—Grow Up Campaign

‘Easy Driver’

In the U.S., what better way to gain customer attention in their free time than to advertise during the Super Bowl?

“We all know that the Super Bowl is the Olympics for advertising — still,” Thiemer said in January. “This is where the world is looking to. And, I think on the 5th of February in Houston, there will be again, a worldwide reach of probably around 800 million people.”

Even after the game, more than 3.3 million people have viewed just one version of the Mercedes commercial on YouTube as of May 13.

What they saw was the Mercedes mindset, rather than the car. Mercedes is trying to communicate on a human level, said Bernd Stegmann, director of brand and marketing strategy for Mercedes-Benz Cars.

Indeed, the 2018 Mercedes-AMG GT Roadster shows up in the final half of a commercial that originally appears to be about motorcycles.

Peter Fonda starred in the “Easy Driver” Super Bowl commercial by Mercedes.

Directed by the Coen brothers, “Easy Driver” opens with an aging biker putting on reading glasses to view titles on the bar’s jukebox. He picks a Hobson’s choice of “Born to Be Wild” by Steppenwolf. On a nearby wall, a movie poster from the 1969 film “Easy Rider” is enclosed in a shrine of memorabilia to the hippie biker saga.

The film’s star, Peter Fonda, shows up in the commercial outside of the bar and drives off in the ad’s nominal star, the Mercedes Roadster.

Though the brand workshop had highlighted how Mercedes is appealing to younger drivers, the workshop segment about this Baby Boomer-filled ad included comments from panelists about how being progressive and new doesn’t have to be an age.

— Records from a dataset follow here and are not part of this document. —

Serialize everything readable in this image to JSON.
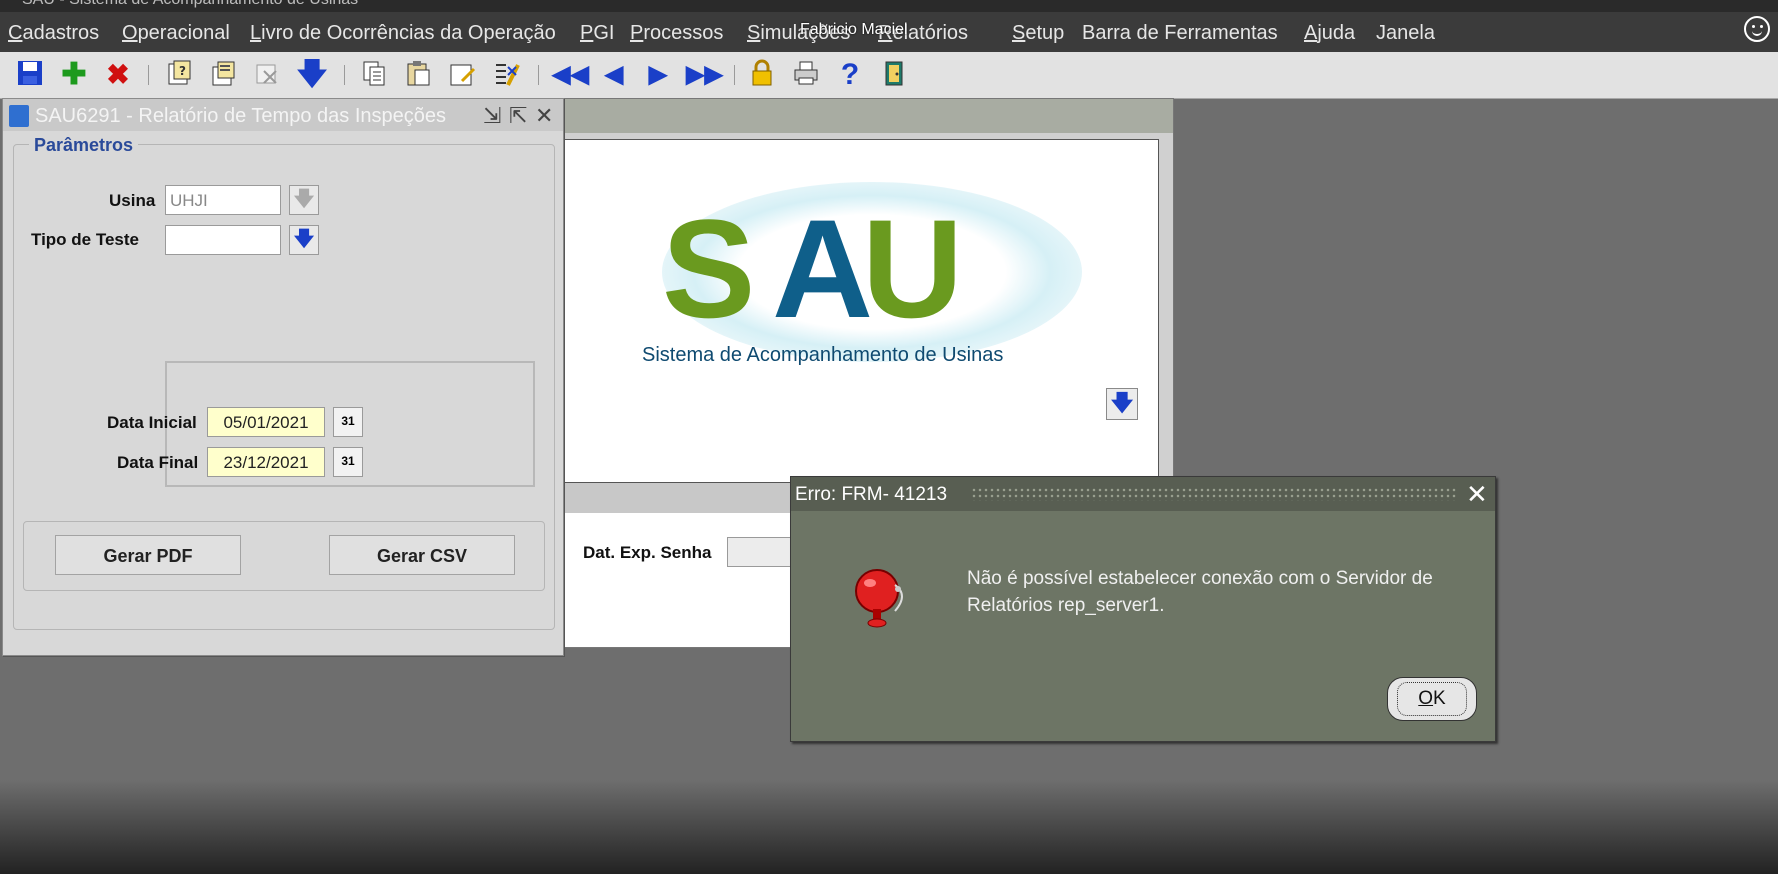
{
  "app": {
    "title_strip": "SAU - Sistema de Acompanhamento de Usinas",
    "user": "Fabricio Maciel"
  },
  "menu": [
    {
      "first": "C",
      "rest": "adastros"
    },
    {
      "first": "O",
      "rest": "peracional"
    },
    {
      "first": "L",
      "rest": "ivro de Ocorrências da Operação"
    },
    {
      "first": "P",
      "rest": "GI"
    },
    {
      "first": "P",
      "rest": "rocessos"
    },
    {
      "first": "S",
      "rest": "imulações"
    },
    {
      "first": "R",
      "rest": "elatórios"
    },
    {
      "first": "S",
      "rest": "etup"
    },
    {
      "first": "",
      "rest": "Barra de Ferramentas"
    },
    {
      "first": "A",
      "rest": "juda"
    },
    {
      "first": "",
      "rest": "Janela"
    }
  ],
  "toolbar_icons": [
    "save-icon",
    "add-record-icon",
    "delete-record-icon",
    "query-icon",
    "execute-query-icon",
    "cancel-query-icon",
    "down-arrow-icon",
    "copy-icon",
    "paste-icon",
    "edit-icon",
    "clear-icon",
    "first-record-icon",
    "previous-record-icon",
    "next-record-icon",
    "last-record-icon",
    "lock-icon",
    "print-icon",
    "help-icon",
    "exit-icon"
  ],
  "form": {
    "title": "SAU6291 - Relatório de Tempo das Inspeções",
    "group_label": "Parâmetros",
    "usina_label": "Usina",
    "usina_value": "UHJI",
    "tipo_teste_label": "Tipo de Teste",
    "tipo_teste_value": "",
    "data_inicial_label": "Data Inicial",
    "data_inicial_value": "05/01/2021",
    "data_final_label": "Data Final",
    "data_final_value": "23/12/2021",
    "calendar_text": "31",
    "gerar_pdf": "Gerar PDF",
    "gerar_csv": "Gerar CSV"
  },
  "background_window": {
    "logo_letters": [
      "S",
      "A",
      "U"
    ],
    "logo_subtitle": "Sistema de Acompanhamento de Usinas",
    "dat_exp_senha_label": "Dat. Exp. Senha"
  },
  "dialog": {
    "title": "Erro: FRM- 41213",
    "message": "Não é possível estabelecer conexão com o Servidor de Relatórios rep_server1.",
    "ok_first": "O",
    "ok_rest": "K"
  },
  "colors": {
    "logo_green": "#6a9a1f",
    "logo_blue": "#0f5f8a",
    "accent_blue": "#1a3fc8",
    "dialog_bg": "#6d7565"
  }
}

In the commercial, the last comment from an older female biker appears to be about Fonda, but it’s unclear.

“Still looking good,” she says.

At five locations worldwide, Mercedes-Benz has set up Advanced Design studios which pick up stylistic trends at local level, analysing them and applying them to the creative process.

Grow Up

Compact cars and Mercedes.

It’s perhaps a combination that surprises many fans of this traditional brand.

But, like the campaign itself, there’s a double entendre here. Is Mercedes telling the target audience of its five compact car models to grow up, or is the brand telling itself to do so?

The description of the campaign debuting the compact car line does little to clear it up:

“What does it mean to ‘Grow up’? It’s a good question. Throughout our lives, we’re told to do things a certain way. But maybe a modern life isn’t about following tradition. It’s about redefining it. Who says adulthood should stand in the way of our freedom?”

Again, in the most popular video, the car — a CLA Coupé — makes a rare appearance. Instead, “Grow Up: ‘Get a Job’ Featuring A$AP Rocky — Mercedes-Benz Original” as it’s titled on YouTube, is mostly about the rapper’s story of getting his real job.

Other videos, commanding Millennials to go to bed early, get plenty of rest, be more social, take a weekend trip and take a family vacation, aren’t what they seem to be on the surface.

Thiemer says the #GrowUp effort appears to be working — during the past five years, Mercedes has sold 2 million compact cars. Most of those customers are new to the brand.

So marketing Mercedes is no longer about it just being a premium brand, Thiemer said. It’s about “being perceived not only as an automotive brand, but as a lifestyle statement.”

A loved brand.

Whoa.